When the string "Frames" is part of a line in the data below, report the whole line.
· · · ·
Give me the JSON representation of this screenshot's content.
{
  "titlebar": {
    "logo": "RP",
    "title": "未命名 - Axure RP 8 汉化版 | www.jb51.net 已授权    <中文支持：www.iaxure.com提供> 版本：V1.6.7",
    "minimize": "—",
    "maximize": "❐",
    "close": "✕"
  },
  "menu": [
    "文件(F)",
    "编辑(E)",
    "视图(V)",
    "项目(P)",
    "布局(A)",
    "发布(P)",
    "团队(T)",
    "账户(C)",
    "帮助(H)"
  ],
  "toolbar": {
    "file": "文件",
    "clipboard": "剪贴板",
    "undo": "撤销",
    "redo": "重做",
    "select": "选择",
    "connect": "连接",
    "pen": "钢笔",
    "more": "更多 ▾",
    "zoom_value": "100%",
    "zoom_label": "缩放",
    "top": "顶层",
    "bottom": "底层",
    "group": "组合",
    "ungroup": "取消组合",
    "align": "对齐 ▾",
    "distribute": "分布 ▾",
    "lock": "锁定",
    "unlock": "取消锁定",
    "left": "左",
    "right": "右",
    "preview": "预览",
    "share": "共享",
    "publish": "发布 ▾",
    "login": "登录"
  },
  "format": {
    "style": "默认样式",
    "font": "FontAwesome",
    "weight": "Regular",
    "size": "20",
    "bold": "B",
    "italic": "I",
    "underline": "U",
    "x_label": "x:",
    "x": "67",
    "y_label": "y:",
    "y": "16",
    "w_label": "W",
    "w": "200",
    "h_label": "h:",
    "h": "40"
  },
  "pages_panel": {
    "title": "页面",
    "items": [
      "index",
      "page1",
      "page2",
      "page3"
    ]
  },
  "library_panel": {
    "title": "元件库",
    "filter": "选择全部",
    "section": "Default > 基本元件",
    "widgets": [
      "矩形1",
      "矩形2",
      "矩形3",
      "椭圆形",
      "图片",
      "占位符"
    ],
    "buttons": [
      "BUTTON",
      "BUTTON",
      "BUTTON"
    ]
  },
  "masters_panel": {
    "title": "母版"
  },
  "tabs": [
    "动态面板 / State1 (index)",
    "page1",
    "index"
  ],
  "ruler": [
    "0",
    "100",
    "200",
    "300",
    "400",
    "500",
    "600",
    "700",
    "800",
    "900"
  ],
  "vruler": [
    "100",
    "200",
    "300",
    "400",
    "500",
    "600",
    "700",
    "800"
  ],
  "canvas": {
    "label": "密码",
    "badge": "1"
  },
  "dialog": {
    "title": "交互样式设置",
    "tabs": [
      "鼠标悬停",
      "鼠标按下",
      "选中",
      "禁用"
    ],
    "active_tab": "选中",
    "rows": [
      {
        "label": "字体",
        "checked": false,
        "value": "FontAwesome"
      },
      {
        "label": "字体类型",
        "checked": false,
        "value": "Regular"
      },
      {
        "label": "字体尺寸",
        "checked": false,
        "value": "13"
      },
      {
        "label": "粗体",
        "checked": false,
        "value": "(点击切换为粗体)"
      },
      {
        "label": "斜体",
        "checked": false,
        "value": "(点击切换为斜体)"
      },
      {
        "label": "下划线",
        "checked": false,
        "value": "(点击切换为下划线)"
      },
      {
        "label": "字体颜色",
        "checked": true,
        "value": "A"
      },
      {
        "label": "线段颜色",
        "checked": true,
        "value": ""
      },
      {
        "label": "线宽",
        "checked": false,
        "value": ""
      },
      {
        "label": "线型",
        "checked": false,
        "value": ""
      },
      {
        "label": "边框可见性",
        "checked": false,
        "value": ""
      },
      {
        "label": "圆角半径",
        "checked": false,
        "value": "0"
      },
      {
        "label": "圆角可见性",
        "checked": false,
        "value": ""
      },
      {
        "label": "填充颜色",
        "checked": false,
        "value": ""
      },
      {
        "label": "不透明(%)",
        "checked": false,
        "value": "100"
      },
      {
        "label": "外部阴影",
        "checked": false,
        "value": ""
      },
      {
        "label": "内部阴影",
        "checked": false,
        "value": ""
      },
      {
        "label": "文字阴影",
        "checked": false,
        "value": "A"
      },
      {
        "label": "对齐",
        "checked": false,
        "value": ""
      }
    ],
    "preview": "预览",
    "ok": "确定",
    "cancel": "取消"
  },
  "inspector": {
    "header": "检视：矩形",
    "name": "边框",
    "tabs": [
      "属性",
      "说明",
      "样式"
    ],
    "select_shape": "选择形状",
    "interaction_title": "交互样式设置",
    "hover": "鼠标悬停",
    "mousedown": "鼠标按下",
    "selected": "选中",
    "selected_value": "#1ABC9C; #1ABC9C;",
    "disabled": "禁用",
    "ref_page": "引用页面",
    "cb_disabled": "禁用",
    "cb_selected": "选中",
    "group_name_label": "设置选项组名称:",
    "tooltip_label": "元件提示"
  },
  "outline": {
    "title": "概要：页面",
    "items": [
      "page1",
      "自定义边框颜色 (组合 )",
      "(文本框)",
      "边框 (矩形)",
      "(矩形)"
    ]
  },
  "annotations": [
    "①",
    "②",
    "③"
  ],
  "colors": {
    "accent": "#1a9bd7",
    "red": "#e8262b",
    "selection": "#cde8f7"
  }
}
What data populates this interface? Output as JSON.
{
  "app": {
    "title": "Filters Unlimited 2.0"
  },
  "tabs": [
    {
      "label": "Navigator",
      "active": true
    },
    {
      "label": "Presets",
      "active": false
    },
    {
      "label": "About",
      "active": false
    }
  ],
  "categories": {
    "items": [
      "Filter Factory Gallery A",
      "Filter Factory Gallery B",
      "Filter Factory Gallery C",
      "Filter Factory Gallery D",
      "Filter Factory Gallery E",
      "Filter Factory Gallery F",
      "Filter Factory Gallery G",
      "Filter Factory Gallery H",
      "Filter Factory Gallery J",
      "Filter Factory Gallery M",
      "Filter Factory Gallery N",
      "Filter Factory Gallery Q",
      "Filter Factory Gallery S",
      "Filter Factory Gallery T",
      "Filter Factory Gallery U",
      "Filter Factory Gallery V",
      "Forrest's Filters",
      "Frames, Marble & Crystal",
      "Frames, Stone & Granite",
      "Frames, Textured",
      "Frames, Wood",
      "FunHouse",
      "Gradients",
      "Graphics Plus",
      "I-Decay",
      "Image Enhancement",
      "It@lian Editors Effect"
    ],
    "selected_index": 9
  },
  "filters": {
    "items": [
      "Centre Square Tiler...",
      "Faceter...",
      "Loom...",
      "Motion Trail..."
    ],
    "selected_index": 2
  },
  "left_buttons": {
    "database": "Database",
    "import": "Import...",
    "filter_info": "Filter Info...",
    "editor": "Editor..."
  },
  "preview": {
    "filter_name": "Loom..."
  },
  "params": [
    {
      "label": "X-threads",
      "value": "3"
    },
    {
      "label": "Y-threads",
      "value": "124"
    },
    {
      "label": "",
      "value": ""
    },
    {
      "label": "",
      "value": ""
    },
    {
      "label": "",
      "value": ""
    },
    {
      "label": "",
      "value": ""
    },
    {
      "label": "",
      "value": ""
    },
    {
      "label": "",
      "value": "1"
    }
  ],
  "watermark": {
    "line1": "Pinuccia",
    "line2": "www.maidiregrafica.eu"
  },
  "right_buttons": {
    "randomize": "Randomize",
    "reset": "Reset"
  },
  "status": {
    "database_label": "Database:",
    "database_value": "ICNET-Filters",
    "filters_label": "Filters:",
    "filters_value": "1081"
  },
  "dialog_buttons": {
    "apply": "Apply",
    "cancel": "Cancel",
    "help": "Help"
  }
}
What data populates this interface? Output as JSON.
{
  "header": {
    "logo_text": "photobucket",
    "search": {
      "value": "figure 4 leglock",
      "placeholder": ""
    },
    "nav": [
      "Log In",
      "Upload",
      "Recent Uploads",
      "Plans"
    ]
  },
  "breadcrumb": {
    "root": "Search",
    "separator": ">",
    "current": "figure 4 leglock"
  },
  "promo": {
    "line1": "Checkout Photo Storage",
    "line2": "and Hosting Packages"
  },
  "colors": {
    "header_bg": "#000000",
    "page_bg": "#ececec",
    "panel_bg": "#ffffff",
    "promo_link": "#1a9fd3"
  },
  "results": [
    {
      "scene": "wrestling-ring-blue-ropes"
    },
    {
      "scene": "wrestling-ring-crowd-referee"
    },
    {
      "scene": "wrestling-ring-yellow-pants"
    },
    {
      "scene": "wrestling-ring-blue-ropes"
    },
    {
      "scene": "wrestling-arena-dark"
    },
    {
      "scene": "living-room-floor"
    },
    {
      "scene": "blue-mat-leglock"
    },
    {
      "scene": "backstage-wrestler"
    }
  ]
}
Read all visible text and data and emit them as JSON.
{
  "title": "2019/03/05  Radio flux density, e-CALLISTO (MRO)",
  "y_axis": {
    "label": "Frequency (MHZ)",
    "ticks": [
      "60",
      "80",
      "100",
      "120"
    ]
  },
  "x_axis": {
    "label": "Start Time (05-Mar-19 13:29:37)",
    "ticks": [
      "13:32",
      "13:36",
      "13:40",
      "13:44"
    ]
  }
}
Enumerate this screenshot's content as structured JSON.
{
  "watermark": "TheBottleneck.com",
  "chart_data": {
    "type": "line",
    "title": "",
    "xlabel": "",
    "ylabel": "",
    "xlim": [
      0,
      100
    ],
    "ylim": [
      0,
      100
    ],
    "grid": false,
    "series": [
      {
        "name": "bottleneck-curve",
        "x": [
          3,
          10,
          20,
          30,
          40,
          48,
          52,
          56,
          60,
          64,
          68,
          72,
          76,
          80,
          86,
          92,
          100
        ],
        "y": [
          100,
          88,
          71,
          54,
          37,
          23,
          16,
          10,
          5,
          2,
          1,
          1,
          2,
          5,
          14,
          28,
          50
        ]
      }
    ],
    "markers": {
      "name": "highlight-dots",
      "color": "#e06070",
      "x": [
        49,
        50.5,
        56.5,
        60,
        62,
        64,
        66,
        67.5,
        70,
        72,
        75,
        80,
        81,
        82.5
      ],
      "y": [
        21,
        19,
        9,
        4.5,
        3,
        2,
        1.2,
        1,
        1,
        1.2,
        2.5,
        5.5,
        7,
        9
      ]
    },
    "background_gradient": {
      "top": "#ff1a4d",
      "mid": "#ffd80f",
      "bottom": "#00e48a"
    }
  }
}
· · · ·
Response area —
      "Frames, Marble & Crystal",
      "Frames, Stone & Granite",
      "Frames, Textured",
      "Frames, Wood",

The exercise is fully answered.